§ Problem description
Which lines of the data below contain "this"? Please show them all.

(Data records for software interfaces)
Segment Open

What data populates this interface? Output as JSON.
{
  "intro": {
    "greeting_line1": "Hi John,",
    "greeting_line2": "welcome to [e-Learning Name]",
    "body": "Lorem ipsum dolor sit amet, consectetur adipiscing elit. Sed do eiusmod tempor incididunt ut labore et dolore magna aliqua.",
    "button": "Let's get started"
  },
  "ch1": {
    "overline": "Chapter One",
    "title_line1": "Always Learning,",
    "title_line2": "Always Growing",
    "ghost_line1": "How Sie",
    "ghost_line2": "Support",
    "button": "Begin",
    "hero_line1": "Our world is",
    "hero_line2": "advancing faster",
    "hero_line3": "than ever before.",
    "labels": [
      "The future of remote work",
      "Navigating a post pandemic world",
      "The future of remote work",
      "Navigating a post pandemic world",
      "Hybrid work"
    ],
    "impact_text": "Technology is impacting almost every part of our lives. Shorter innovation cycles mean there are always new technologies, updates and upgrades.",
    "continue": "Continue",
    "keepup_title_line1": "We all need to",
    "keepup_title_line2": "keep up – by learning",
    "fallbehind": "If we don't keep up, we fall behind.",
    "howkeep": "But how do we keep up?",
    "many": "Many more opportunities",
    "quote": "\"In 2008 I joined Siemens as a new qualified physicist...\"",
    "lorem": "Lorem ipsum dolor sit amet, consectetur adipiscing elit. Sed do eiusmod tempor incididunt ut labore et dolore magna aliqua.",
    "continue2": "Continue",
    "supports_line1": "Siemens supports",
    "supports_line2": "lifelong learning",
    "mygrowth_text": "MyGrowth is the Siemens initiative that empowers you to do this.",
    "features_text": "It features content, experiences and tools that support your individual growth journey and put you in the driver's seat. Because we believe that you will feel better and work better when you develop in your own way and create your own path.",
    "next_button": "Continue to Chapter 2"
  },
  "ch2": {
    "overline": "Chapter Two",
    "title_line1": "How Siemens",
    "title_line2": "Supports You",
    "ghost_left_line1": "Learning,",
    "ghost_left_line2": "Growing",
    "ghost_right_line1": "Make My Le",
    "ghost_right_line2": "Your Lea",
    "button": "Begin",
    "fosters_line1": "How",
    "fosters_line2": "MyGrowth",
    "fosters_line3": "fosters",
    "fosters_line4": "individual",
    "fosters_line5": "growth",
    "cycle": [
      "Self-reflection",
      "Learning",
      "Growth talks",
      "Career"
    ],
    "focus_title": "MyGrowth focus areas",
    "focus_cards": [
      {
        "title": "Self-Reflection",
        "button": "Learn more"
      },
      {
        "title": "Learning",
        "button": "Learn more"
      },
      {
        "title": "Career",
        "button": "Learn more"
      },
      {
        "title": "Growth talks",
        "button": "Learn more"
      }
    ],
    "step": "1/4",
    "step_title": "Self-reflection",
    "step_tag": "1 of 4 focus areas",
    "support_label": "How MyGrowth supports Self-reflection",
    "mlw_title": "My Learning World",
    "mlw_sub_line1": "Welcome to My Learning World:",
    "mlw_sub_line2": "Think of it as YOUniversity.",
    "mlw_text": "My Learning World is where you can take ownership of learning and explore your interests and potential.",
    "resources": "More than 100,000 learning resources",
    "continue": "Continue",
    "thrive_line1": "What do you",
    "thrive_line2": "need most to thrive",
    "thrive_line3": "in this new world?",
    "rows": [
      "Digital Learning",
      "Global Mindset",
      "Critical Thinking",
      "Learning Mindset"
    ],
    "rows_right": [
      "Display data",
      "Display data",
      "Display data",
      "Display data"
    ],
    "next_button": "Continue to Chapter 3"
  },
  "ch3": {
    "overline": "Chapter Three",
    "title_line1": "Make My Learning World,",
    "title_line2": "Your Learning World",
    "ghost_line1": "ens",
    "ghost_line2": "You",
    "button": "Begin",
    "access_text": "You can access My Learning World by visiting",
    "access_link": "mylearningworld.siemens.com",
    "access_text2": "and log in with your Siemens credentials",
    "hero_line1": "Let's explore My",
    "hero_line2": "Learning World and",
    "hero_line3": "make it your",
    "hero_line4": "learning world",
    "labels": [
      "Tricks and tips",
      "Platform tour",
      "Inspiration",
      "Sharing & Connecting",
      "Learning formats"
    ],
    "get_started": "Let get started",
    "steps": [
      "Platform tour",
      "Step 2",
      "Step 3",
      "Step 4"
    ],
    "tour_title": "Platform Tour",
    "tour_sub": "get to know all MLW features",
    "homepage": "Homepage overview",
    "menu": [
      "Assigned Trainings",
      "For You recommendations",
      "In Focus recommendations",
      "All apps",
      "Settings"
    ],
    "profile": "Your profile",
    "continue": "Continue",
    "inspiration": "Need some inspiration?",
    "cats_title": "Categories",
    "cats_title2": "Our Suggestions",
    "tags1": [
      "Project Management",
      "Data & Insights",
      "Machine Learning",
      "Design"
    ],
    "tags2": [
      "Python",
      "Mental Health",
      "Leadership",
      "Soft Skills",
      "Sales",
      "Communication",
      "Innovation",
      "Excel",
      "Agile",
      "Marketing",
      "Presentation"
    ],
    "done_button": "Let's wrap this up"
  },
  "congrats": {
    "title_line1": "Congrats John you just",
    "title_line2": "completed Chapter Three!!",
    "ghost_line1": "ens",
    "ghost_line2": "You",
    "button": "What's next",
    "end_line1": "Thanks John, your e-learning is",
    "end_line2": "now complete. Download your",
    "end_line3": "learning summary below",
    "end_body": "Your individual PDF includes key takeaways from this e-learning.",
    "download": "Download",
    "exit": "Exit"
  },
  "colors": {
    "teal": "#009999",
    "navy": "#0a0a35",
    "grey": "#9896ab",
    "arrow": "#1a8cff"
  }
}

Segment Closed

§ Result of the exercise
What data populates this interface? Output as JSON.
    "mygrowth_text": "MyGrowth is the Siemens initiative that empowers you to do this.",
    "thrive_line3": "in this new world?",
    "done_button": "Let's wrap this up"
    "end_body": "Your individual PDF includes key takeaways from this e-learning.",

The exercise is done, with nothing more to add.